> Assignment
Some lines of these records may hold the word "POST"; state how many, using only the number.
(Beginning of Material provided)
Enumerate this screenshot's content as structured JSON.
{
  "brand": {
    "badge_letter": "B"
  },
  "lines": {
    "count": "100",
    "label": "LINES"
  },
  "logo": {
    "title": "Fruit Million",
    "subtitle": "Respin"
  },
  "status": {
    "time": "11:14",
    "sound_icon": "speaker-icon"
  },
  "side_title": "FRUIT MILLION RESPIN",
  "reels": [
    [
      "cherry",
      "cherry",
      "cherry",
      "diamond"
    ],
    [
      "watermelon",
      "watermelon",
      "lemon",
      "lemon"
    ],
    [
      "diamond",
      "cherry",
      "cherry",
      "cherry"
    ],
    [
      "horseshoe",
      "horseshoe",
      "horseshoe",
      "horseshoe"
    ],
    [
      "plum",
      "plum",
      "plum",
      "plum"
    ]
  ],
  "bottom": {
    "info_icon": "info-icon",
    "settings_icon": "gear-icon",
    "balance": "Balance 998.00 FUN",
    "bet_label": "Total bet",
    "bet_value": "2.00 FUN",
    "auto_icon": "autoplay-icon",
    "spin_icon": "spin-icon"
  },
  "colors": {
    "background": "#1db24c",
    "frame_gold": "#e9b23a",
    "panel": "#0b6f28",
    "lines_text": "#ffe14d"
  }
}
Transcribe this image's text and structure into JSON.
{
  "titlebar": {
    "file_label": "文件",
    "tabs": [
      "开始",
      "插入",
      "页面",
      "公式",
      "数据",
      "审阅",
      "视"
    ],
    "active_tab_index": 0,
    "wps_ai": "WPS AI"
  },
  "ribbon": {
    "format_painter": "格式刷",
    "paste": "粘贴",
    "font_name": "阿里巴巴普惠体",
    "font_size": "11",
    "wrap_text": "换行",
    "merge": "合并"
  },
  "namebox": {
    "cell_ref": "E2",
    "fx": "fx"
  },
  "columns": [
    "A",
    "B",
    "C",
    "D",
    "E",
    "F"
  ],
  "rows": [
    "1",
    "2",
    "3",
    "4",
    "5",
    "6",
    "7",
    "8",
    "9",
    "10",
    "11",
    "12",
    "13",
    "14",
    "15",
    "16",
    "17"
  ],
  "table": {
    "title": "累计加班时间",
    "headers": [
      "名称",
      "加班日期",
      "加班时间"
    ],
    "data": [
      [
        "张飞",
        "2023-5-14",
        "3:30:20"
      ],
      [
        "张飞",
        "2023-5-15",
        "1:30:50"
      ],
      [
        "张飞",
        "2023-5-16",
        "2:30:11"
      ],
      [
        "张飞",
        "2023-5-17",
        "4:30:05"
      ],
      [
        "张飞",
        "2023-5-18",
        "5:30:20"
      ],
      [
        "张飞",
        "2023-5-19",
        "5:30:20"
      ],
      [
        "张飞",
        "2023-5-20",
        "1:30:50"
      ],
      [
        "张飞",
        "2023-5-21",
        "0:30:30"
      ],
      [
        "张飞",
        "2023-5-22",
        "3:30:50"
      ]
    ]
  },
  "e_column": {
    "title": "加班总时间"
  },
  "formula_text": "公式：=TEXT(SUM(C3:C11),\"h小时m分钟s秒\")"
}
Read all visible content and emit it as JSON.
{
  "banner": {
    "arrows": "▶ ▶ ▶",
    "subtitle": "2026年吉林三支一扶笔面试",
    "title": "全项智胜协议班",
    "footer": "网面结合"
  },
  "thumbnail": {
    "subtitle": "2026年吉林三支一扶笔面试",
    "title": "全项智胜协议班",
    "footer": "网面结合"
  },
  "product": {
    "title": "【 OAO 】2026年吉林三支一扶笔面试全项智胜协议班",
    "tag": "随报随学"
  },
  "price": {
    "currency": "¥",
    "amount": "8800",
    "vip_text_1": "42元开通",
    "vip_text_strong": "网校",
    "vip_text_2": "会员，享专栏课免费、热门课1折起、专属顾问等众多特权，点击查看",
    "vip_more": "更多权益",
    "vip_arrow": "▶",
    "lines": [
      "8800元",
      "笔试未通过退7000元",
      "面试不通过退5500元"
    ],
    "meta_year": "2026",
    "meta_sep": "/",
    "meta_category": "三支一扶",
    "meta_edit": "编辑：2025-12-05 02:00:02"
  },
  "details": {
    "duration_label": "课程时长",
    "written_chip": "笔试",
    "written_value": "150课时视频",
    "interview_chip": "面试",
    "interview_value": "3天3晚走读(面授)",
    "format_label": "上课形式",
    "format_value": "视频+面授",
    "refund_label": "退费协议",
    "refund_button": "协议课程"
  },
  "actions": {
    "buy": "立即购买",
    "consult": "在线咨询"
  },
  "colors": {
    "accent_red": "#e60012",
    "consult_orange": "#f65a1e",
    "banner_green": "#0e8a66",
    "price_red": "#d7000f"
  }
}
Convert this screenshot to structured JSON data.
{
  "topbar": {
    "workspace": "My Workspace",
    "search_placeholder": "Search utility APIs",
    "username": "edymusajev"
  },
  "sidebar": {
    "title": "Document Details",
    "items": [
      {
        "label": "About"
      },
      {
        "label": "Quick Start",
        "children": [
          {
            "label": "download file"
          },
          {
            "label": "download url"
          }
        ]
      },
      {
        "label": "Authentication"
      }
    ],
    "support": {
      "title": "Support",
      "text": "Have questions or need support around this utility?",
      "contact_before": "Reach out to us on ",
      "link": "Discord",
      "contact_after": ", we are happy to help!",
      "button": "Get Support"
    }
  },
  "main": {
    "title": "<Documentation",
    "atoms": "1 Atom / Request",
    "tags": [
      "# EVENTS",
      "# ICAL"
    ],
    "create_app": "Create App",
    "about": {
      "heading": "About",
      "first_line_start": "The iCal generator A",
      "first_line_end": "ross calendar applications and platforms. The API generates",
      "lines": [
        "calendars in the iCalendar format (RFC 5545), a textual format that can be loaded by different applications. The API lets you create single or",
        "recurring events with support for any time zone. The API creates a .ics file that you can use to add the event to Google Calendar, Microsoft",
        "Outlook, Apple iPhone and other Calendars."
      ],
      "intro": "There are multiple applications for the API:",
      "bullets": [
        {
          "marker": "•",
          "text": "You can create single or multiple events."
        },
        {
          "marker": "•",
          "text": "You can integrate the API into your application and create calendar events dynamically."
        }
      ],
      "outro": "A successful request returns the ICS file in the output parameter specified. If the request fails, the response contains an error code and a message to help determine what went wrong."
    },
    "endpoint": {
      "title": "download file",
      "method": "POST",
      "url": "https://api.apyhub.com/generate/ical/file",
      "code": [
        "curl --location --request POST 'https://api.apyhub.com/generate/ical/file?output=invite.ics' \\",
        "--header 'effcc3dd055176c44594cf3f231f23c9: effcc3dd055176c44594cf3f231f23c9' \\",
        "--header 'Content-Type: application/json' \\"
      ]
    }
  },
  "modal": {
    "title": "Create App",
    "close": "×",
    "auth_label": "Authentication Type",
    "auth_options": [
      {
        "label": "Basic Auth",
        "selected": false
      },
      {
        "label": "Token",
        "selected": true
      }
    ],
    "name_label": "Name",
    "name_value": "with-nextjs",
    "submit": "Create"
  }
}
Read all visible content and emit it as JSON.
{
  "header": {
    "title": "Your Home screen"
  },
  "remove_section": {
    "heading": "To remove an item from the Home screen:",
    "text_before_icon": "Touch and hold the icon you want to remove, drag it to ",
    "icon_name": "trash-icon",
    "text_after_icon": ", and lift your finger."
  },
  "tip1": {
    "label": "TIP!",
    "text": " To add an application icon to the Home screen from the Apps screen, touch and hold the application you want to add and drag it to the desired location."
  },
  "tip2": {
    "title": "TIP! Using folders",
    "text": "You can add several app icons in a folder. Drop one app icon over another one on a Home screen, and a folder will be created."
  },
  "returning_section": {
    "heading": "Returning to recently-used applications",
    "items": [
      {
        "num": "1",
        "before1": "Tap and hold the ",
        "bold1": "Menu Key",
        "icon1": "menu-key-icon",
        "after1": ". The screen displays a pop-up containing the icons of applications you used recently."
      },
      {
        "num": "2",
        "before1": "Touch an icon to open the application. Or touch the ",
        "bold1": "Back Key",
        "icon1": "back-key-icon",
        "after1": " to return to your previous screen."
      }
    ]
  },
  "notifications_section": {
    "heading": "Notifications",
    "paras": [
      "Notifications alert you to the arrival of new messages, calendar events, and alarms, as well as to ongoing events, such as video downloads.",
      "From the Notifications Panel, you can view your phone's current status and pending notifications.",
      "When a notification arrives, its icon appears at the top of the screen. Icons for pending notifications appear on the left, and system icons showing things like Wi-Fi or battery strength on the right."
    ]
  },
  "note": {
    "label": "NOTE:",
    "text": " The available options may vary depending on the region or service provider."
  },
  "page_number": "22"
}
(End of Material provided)
> Answer to this task
2